▶ _Record set_:

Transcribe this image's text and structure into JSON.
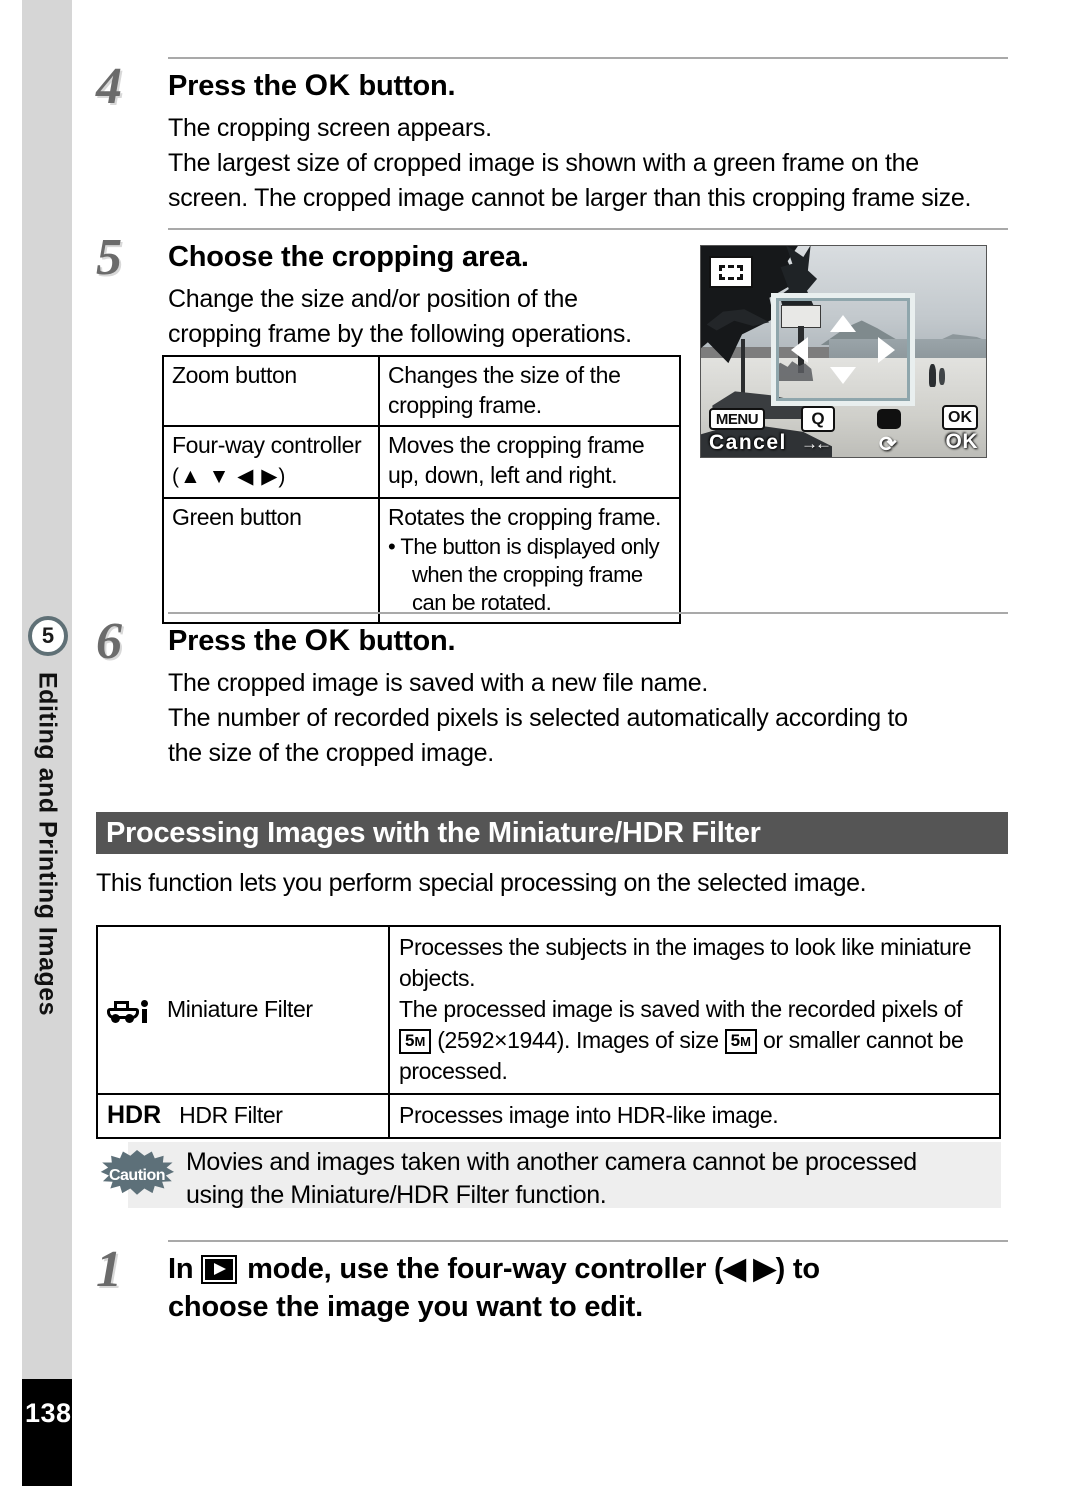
{
  "sidebar": {
    "chapter_number": "5",
    "chapter_title": "Editing and Printing Images",
    "page_number": "138"
  },
  "steps": {
    "step4": {
      "number": "4",
      "heading_before": "Press the ",
      "heading_ok": "OK",
      "heading_after": " button.",
      "line1": "The cropping screen appears.",
      "line2": "The largest size of cropped image is shown with a green frame on the",
      "line3": "screen. The cropped image cannot be larger than this cropping frame size."
    },
    "step5": {
      "number": "5",
      "heading": "Choose the cropping area.",
      "line1": "Change the size and/or position of the",
      "line2": "cropping frame by the following operations."
    },
    "step6": {
      "number": "6",
      "heading_before": "Press the ",
      "heading_ok": "OK",
      "heading_after": " button.",
      "line1": "The cropped image is saved with a new file name.",
      "line2": "The number of recorded pixels is selected automatically according to",
      "line3": "the size of the cropped image."
    },
    "step1": {
      "number": "1",
      "heading_part1": "In ",
      "heading_icon": "playback-mode-icon",
      "heading_part2": " mode, use the four-way controller (",
      "heading_arrows": "◀ ▶",
      "heading_part3": ") to",
      "heading_line2": "choose the image you want to edit."
    }
  },
  "ops_table": {
    "rows": [
      {
        "control": "Zoom button",
        "control_arrows": "",
        "description": "Changes the size of the cropping frame.",
        "bullet": ""
      },
      {
        "control": "Four-way controller",
        "control_arrows": "(▲ ▼ ◀ ▶)",
        "description": "Moves the cropping frame up, down, left and right.",
        "bullet": ""
      },
      {
        "control": "Green button",
        "control_arrows": "",
        "description": "Rotates the cropping frame.",
        "bullet": "•  The button is displayed only when the cropping frame can be rotated."
      }
    ]
  },
  "camera_screen": {
    "crop_icon_name": "crop-frame-icon",
    "menu_key": "MENU",
    "zoom_key": "Q",
    "ok_key": "OK",
    "cancel_label": "Cancel",
    "ok_label": "OK",
    "move_glyph": "→←",
    "rotate_glyph": "⟳",
    "green_key_name": "green-button"
  },
  "section": {
    "title": "Processing Images with the Miniature/HDR Filter",
    "intro": "This function lets you perform special processing on the selected image."
  },
  "filter_table": {
    "rows": [
      {
        "icon": "miniature-car-icon",
        "name": "Miniature Filter",
        "desc_line1": "Processes the subjects in the images to look like miniature",
        "desc_line2": "objects.",
        "desc_line3": "The processed image is saved with the recorded pixels of",
        "desc_line4_pre": " (2592×1944). Images of size ",
        "desc_line4_post": " or smaller cannot be",
        "desc_line5": "processed.",
        "badge": "5",
        "badge_sub": "M"
      },
      {
        "icon": "hdr-icon",
        "name": "HDR Filter",
        "label": "HDR",
        "description": "Processes image into HDR-like image."
      }
    ]
  },
  "caution": {
    "icon_label": "Caution",
    "line1": "Movies and images taken with another camera cannot be processed",
    "line2": "using the Miniature/HDR Filter function."
  },
  "colors": {
    "sidebar_bg": "#d6d6d6",
    "section_bar_bg": "#555555",
    "caution_bg": "#eeeeee",
    "caution_icon": "#5d7079",
    "crop_frame": "#8fa6ac"
  }
}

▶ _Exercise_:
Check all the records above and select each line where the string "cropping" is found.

▶ _Solution_:
      "line1": "The cropping screen appears.",
      "line3": "screen. The cropped image cannot be larger than this cropping frame size."
      "heading": "Choose the cropping area.",
      "line2": "cropping frame by the following operations."
        "description": "Changes the size of the cropping frame.",
        "description": "Moves the cropping frame up, down, left and right.",
        "description": "Rotates the cropping frame.",
        "bullet": "•  The button is displayed only when the cropping frame can be rotated."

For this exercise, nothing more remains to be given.